著者
潟岡 孝昭
出版者
日本英学史学会
雑誌
英学史研究 (ISSN:03869490)
巻号頁・発行日
vol.1970, no.2, pp.144-156, 1970-09-30 (Released:2009-09-16)
参考文献数
17

同志社英学校の開校当初の状態については, 既に同志社大学関係者によって詳細に述べ尽され, 現在もなお同志社社史々料編集所において調査されており, 私などの卑見を述べるべき筈のものではありますまいが, たまたまその当時の2・3の史料を見出す機会を得たので, それらを紹介すると共に卑見の一端を述べ諸賢のご指導を仰ぎたい。
著者
今井 一良
出版者
日本英学史学会
雑誌
英学史研究 (ISSN:03869490)
巻号頁・発行日
vol.1990, no.22, pp.1-14, 1989 (Released:2010-01-25)
参考文献数
7

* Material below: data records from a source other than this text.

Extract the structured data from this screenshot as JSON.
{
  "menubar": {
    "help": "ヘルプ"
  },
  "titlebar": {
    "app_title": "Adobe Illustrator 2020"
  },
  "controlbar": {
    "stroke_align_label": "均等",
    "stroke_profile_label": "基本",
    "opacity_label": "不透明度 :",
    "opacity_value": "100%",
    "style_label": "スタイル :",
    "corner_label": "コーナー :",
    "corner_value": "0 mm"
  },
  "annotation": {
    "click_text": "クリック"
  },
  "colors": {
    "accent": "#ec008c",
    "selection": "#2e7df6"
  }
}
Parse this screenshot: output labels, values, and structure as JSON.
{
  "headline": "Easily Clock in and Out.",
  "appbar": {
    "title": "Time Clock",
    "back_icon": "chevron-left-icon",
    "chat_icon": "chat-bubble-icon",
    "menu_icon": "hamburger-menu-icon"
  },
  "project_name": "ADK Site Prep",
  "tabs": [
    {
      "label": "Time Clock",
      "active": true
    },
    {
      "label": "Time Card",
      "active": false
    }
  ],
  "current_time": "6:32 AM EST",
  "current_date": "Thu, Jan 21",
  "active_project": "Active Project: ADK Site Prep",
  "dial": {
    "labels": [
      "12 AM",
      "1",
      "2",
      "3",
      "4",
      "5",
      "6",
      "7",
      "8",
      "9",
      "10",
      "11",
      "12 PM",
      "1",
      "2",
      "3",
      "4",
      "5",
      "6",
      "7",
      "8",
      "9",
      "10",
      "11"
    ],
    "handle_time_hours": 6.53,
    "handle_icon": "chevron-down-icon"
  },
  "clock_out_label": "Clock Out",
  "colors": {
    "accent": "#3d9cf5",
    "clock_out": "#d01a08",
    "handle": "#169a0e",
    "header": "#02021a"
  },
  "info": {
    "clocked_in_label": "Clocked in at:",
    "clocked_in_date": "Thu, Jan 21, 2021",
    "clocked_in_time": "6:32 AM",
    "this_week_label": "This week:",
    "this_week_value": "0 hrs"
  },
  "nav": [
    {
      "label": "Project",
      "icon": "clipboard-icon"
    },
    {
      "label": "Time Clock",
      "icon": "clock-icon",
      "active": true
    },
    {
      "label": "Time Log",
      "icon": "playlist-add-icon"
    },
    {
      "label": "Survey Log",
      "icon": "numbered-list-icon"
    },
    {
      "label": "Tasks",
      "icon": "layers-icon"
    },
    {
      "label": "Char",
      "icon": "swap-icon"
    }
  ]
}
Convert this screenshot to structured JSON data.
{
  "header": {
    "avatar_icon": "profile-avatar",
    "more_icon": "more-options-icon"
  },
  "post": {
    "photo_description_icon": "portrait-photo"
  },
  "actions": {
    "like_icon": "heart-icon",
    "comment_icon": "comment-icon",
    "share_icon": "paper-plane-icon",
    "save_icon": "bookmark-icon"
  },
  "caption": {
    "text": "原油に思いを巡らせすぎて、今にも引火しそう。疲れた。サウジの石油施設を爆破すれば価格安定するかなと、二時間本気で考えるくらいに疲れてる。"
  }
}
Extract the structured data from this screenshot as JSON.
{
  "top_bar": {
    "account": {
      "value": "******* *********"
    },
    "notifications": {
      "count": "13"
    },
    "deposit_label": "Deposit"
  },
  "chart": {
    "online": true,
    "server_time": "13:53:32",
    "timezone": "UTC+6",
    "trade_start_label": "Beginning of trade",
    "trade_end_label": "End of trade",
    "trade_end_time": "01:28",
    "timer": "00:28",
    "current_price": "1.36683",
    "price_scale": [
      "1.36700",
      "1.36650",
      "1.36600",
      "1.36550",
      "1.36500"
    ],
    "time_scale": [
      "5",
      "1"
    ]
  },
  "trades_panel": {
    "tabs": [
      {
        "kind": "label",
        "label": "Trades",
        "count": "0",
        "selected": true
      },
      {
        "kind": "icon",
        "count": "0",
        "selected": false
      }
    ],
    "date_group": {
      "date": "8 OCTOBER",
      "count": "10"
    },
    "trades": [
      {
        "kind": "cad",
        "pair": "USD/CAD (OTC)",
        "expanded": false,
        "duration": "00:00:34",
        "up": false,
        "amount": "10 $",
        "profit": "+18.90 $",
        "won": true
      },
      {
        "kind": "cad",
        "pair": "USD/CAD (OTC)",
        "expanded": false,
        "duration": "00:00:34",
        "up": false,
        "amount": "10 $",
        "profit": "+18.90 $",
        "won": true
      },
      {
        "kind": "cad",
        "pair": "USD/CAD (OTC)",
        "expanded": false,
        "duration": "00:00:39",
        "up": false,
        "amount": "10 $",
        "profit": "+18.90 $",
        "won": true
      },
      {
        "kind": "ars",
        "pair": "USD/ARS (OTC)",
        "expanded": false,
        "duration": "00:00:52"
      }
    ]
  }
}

In 1888 Kyoka Izumi (born Kyotaro Izumi in 1873), who failed in the entrance examination of the Fourth Higher Middle School at Kanazawa, entered a private school kept by Tajiro Inami, and was soon left in charge of English lessons there, since he had attended a missonary school (the Hokuriku Eiwa Gakko) before and was very good at English.Tajiro Inami was also known as a compiler of an English-Japanese dictionary entitled 'the Shinsen Eiwa Jiten'. This dictionary was published in 1886 from the Unkondo's which had already issued a literary magazine, 'the kinjo Shishi'.Therefore, the advertisements of sale of Inami's dictionary were put in this magazine many times, and in addition so much information concerning English learning at Kanazawa or in Tokyo was reported.In this essay, I would like to give a full detail of the following items, amplifying the above-mentioned matter : 1. Biographical Sketch of Tajiro Inami.2. On 'the Kinjo Shinshi '.3. On 'the Shinsen Eiwa Jiten'.4. Situation of English learning at Kanazawa about the middle of 1880's based on the reports in the Kinjo Shinshi.